> What needs to be done
Locate the string "long" in the records below. Copy every line where it occurs.

(Extracted records)

== Segment start ==

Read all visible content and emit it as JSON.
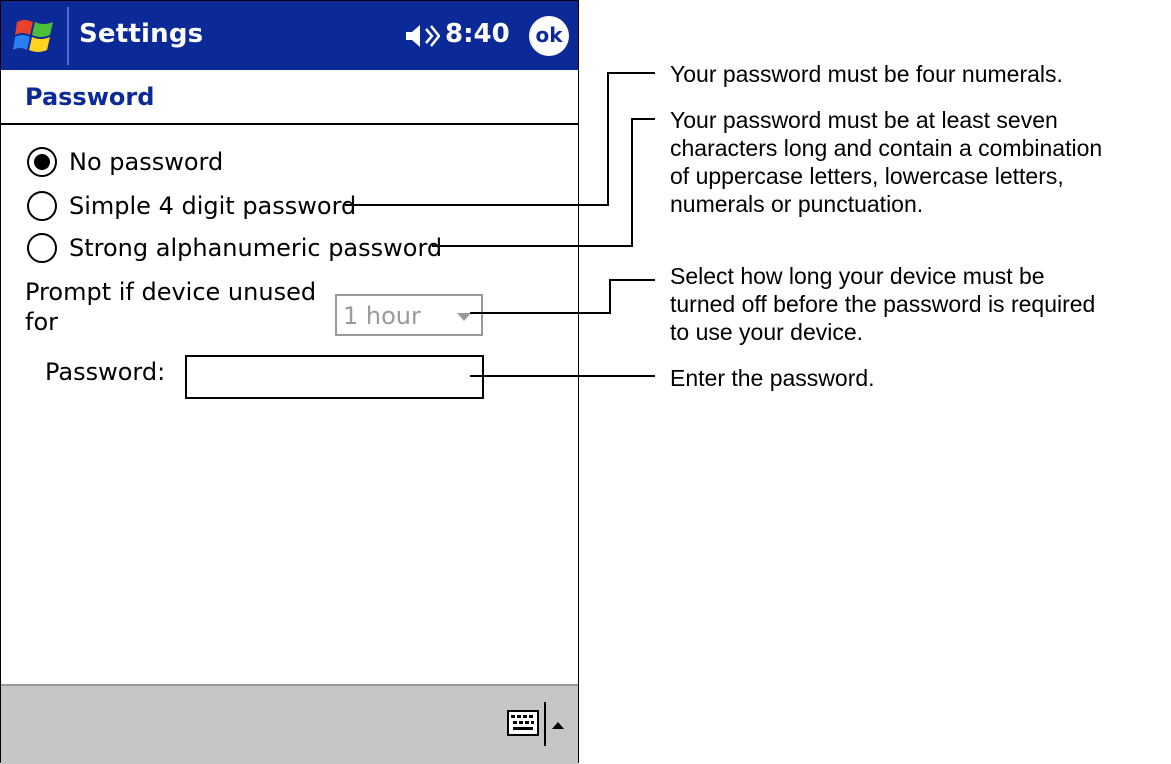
{
  "titlebar": {
    "title": "Settings",
    "time": "8:40",
    "ok_label": "ok",
    "start_icon": "windows-flag-icon",
    "volume_icon": "speaker-icon"
  },
  "page": {
    "title": "Password"
  },
  "options": [
    {
      "label": "No password",
      "selected": true
    },
    {
      "label": "Simple 4 digit password",
      "selected": false
    },
    {
      "label": "Strong alphanumeric password",
      "selected": false
    }
  ],
  "prompt": {
    "label_line1": "Prompt if device unused",
    "label_line2": "for",
    "value": "1 hour"
  },
  "password": {
    "label": "Password:",
    "value": ""
  },
  "bottombar": {
    "keyboard_icon": "keyboard-icon",
    "sip_arrow_icon": "up-arrow-icon"
  },
  "callouts": [
    {
      "lines": [
        "Your password must be four numerals."
      ]
    },
    {
      "lines": [
        "Your password must be at least seven",
        "characters long and contain a combination",
        "of uppercase letters, lowercase letters,",
        "numerals or punctuation."
      ]
    },
    {
      "lines": [
        "Select how long your device must be",
        "turned off before the password is required",
        "to use your device."
      ]
    },
    {
      "lines": [
        "Enter the password."
      ]
    }
  ],
  "colors": {
    "titlebar": "#0b2a97",
    "bottombar": "#c6c6c6"
  }
}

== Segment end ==

> Task solution
        "characters long and contain a combination",
        "Select how long your device must be",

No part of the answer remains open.